Spreading the word to increase Litecoin adoption will help raise the price, talking to businesses to accept payments will increase the adoption rate, and offering your professional skills to the organisation will benefit the project at large. It works just because altruism and self-interest can merge into a greater state of well-being that’s mutually-beneficial.
Allegedly, other cryptocurrencies like DASH or Ethereum spend millions of dollars on marketing and advertisement, but so far Litecoin seems to do fine with an ever-expanding team of volunteers. Could this be a sustainable and trustworthy model? Well, we can only observe the phenomena on the long term and see how the situation evolves. With this limited amount of arbitrary authoritative intervention, it will either become a brilliant hybrid governance model or turn into a disastrous greed-fuelled implosion. Either way, it’s a great study case and observers from the world of technology and computer science definitely have a lot to learn. Even I, as a political scientist, feel fascinating by the way the engine is fueled and driven, and it’s always a pleasure to discover that CEOs of big companies voluntarily support Litecoin without asking for a dime.
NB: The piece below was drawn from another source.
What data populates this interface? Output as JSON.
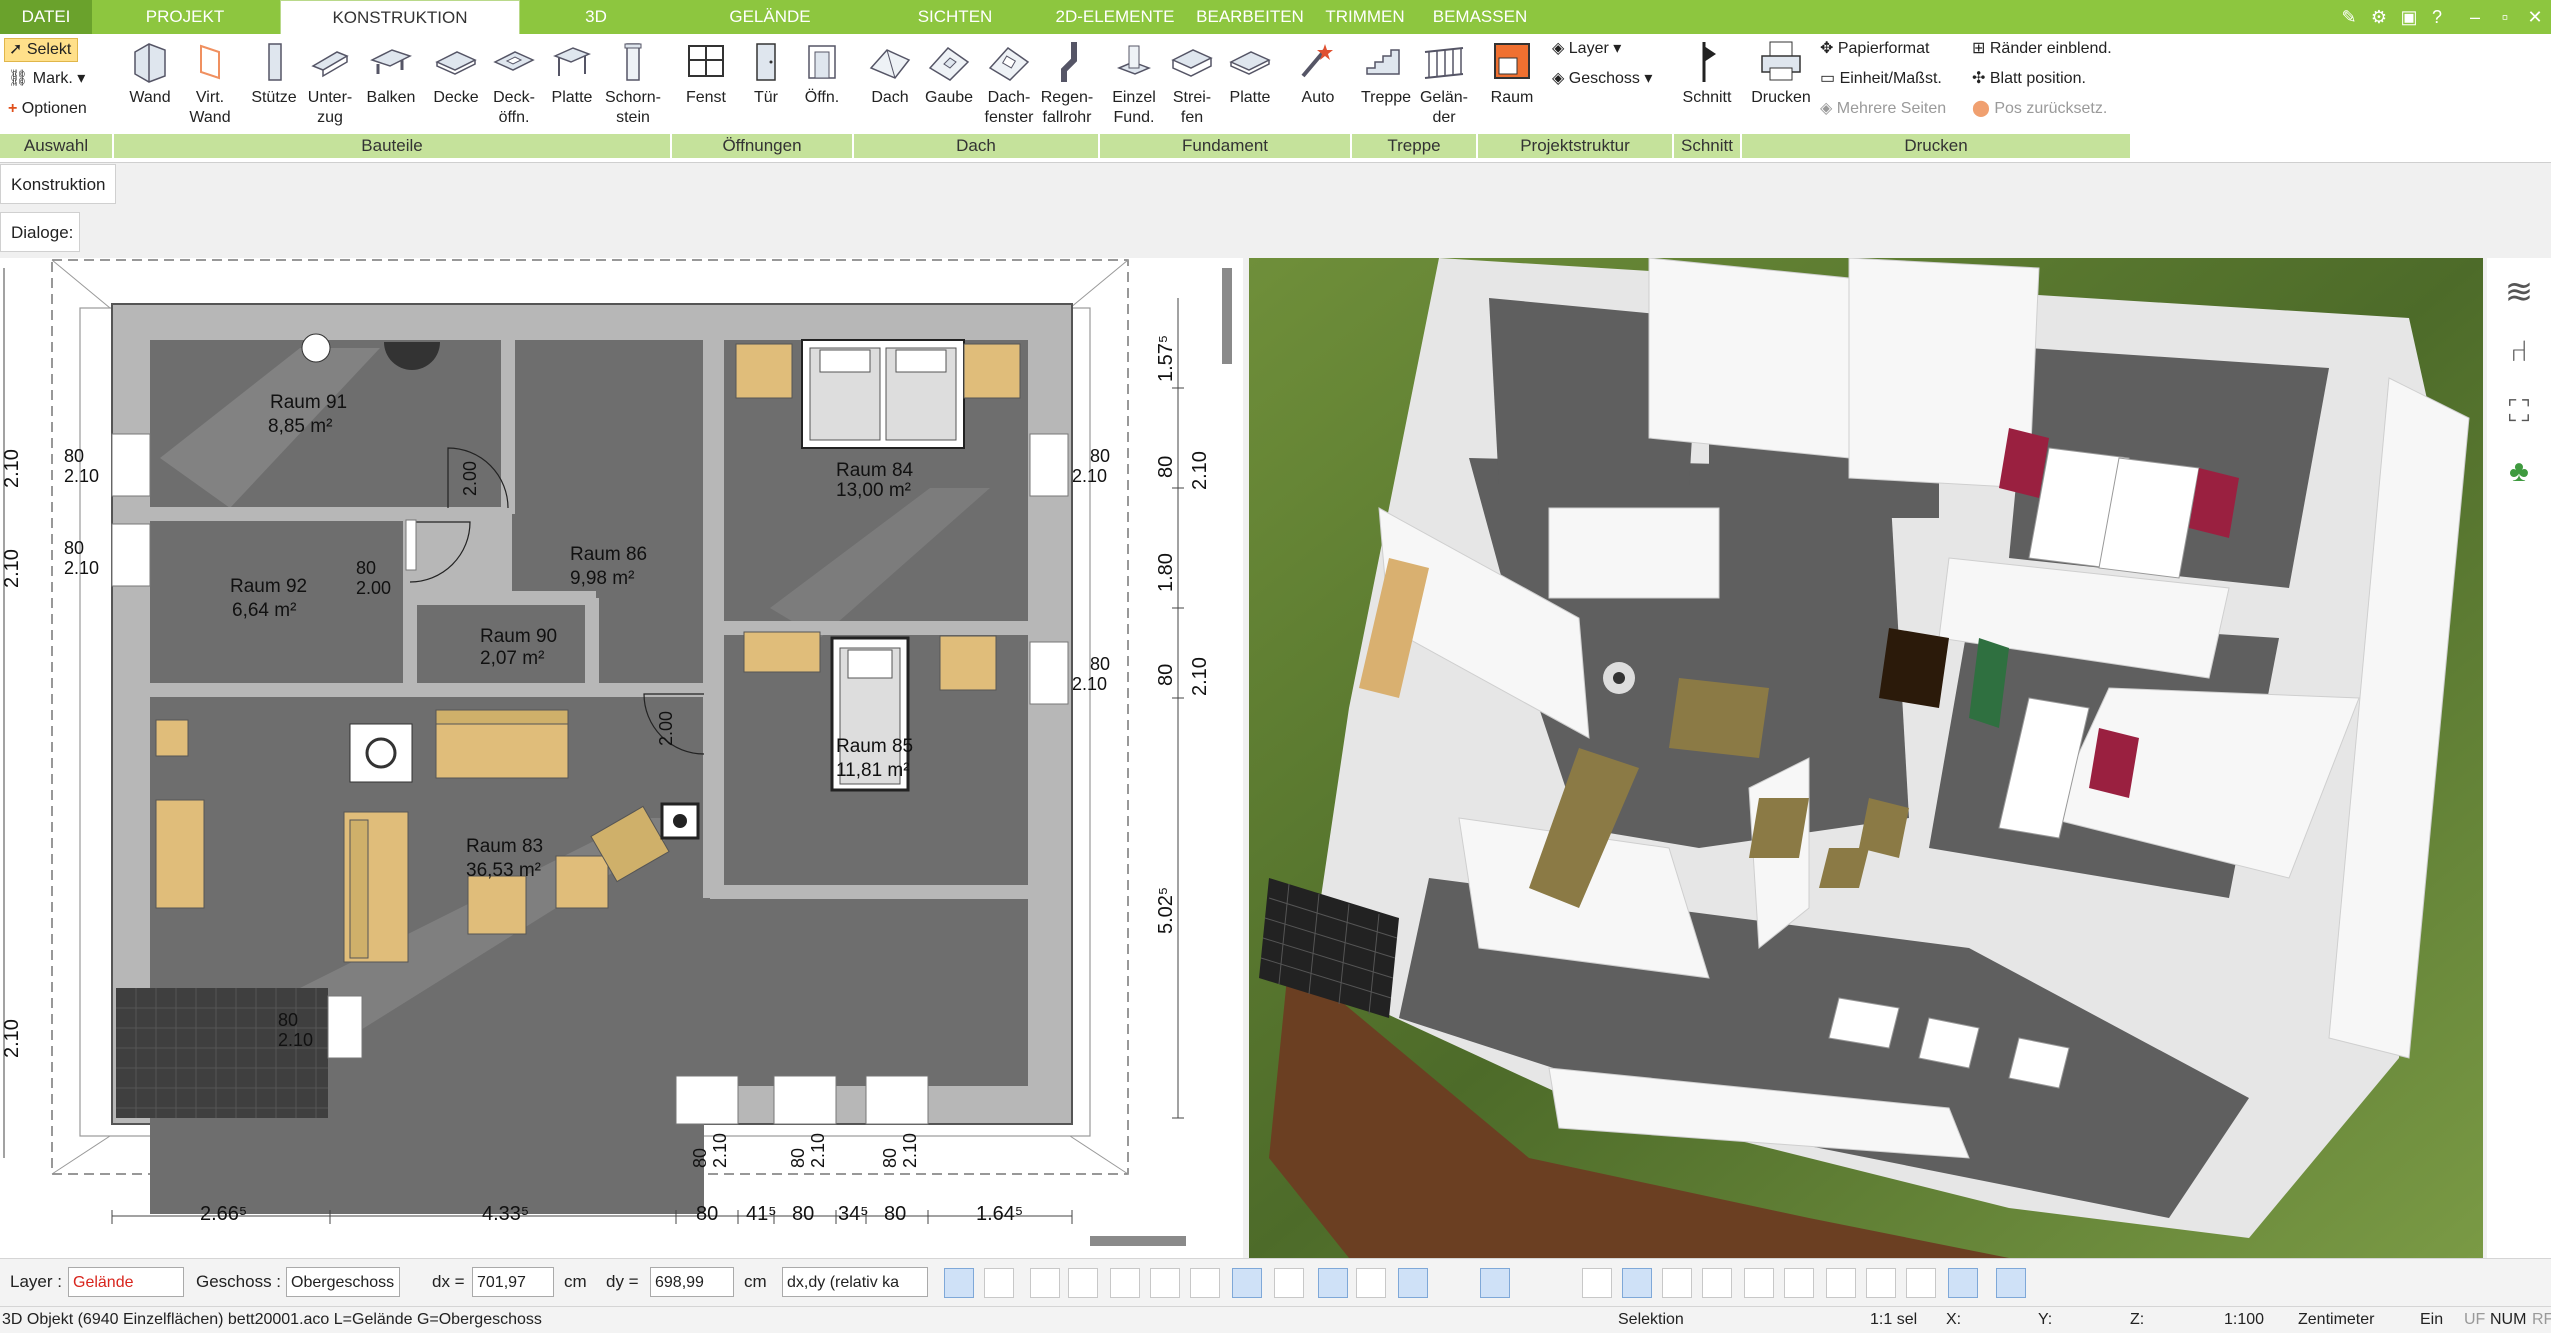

It’s an egalitarian space where your outside status doesn’t really matter – it’s all about what you can do for the coin and how you can use your sum of experiences for its growth.
At the end of the day, it all comes down to the community and its nature. The individual members are the ones who run nodes, spread the word about adoption for payments, and shape the governance of Charlie Lee’s invention. #LitecoinFam